Acceptance of proposals in the field of environmental protection will begin on May 17 and end in mid-November.
The European Executive Agency for Climate, Infrastructure and the Environment (CINEA) has officially confirmed the start of procedures under the LIFE program for 2022. The acceptance of projects in the field of environmental protection will start on May 17 and end in mid-November. LIFE is one of the European Union’s main financial instruments for environmental and climate action. Since 1992, the program has contributed significantly to the implementation, updating and development of European policy and legislation by providing grants for the implementation of over 4,500 projects.
The two key strands in the previous programming period – Environment and Climate Action – are now separated into four sub-programmes with their budget, thus providing greater and more concentrated support for businesses and the public sector.
The total budget of the program has been increased by 60% compared to the previous period, in the context of the transition to climate neutrality and the achievement of the goals set in the European Green Deal. About 3.5 billion euros have been earmarked for environmental initiatives and 1.9 billion euros for climate actions.
Some of the most important specifics of LIFE in the current programming period:
Although traditionally perceived as a tool for the implementation of initiatives for the public benefit by public bodies, non-governmental organizations, universities, etc., LIFE places an analogous focus on the so-called close-to-market projects that focus on the business and its green products, technologies, services and processes intended for the market. The solutions that are supported should have a relatively high degree of technological – for example, validated in a simulated environment – and business maturity, so that within the project or soon after its completion, they can be implemented on an industrial or commercial scale.
It is important to note that the proposed actions can be both innovative – ideas and solutions that are new compared to the state-of-the-art technologies at the level of a member state and/or sector, as well as established in practice (best practice), i.e. technologically up-to-date solutions, techniques, methods and approaches with proven effectiveness. At the same time, special attention is paid to the potential of the developed technology to be upgraded, applied in similar conditions and contexts (“replication”) and/or other industries (“transfer”).
Who can apply?
Legal entities (public and private) without category limitation (including startups and big enterprises), associations, international organisations, etc. Beneficiaries should have the operational, technical and financial capacity to adequately meet the needs and requirements arising from the implementation of the project. You can apply alone or in partnership. Any cooperation, especially international and intercross-disciplinary, is promoted to strengthen the links between Member States, businesses and industries in the European Union.
Grant and eligible costs
Eligible costs under the project include staff remuneration, purchase of equipment, materials and supplies, external services, travel costs, indirect costs, etc. The grant is up to 60% of the project budget, which varies according to the different sub-programmes, but is on average between 2 and 4 million euros per project.
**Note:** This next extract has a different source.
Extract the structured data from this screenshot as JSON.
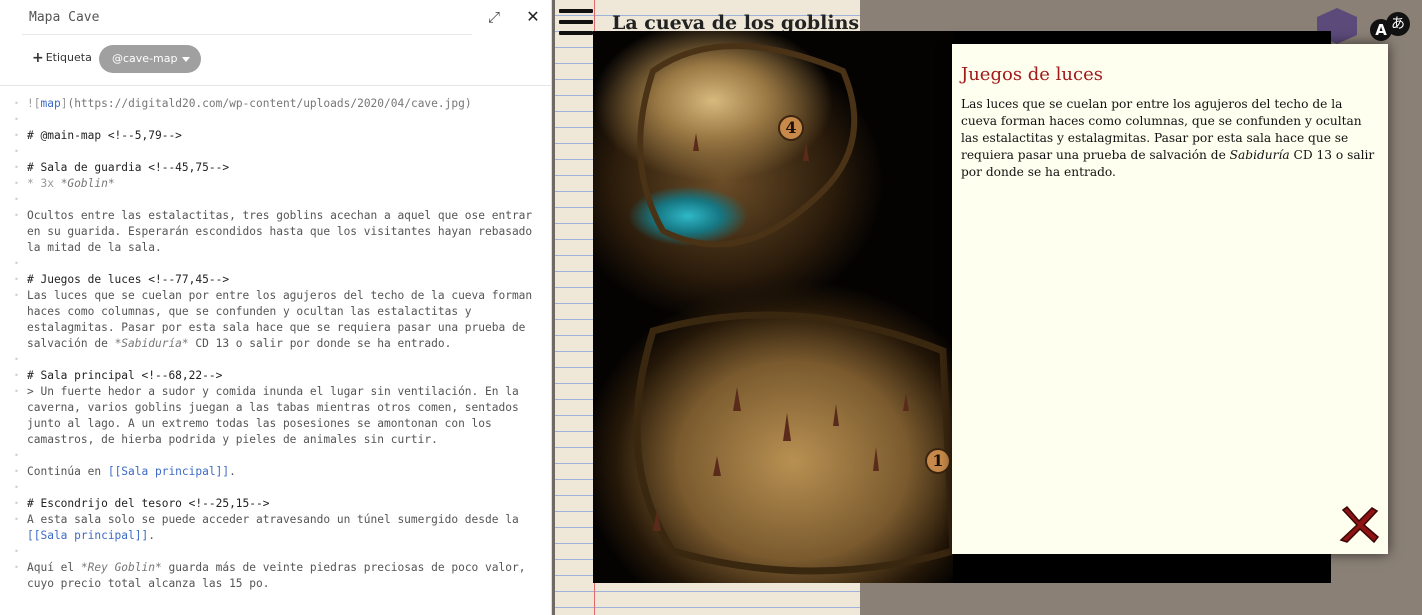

Deadline for submitting project proposals
The deadline for applications is October 4, 2022, except for the “Transition to Clean Energy” call, whose deadline is November 16, 2022. Submission of projects is done electronically through the European Commission portal.
Prospects and challenges
Interest in the program continues to grow, and Bulgarian companies are increasingly prepared to meet the specific requirements, as evidenced by the considerable number of approved projects over the past few years.
However, certain restrictive trends and challenges persist in low awareness, insufficient information resources in Bulgarian, lack of experience about the direct application (i.e. not to the relevant ministry, but directly to the European Commission and/or the adjacent agencies), the unused potential for interaction with support structures, including the National Contact Unit (NCU), responsible for the implementation and promotion of the LIFE program at the national level, etc.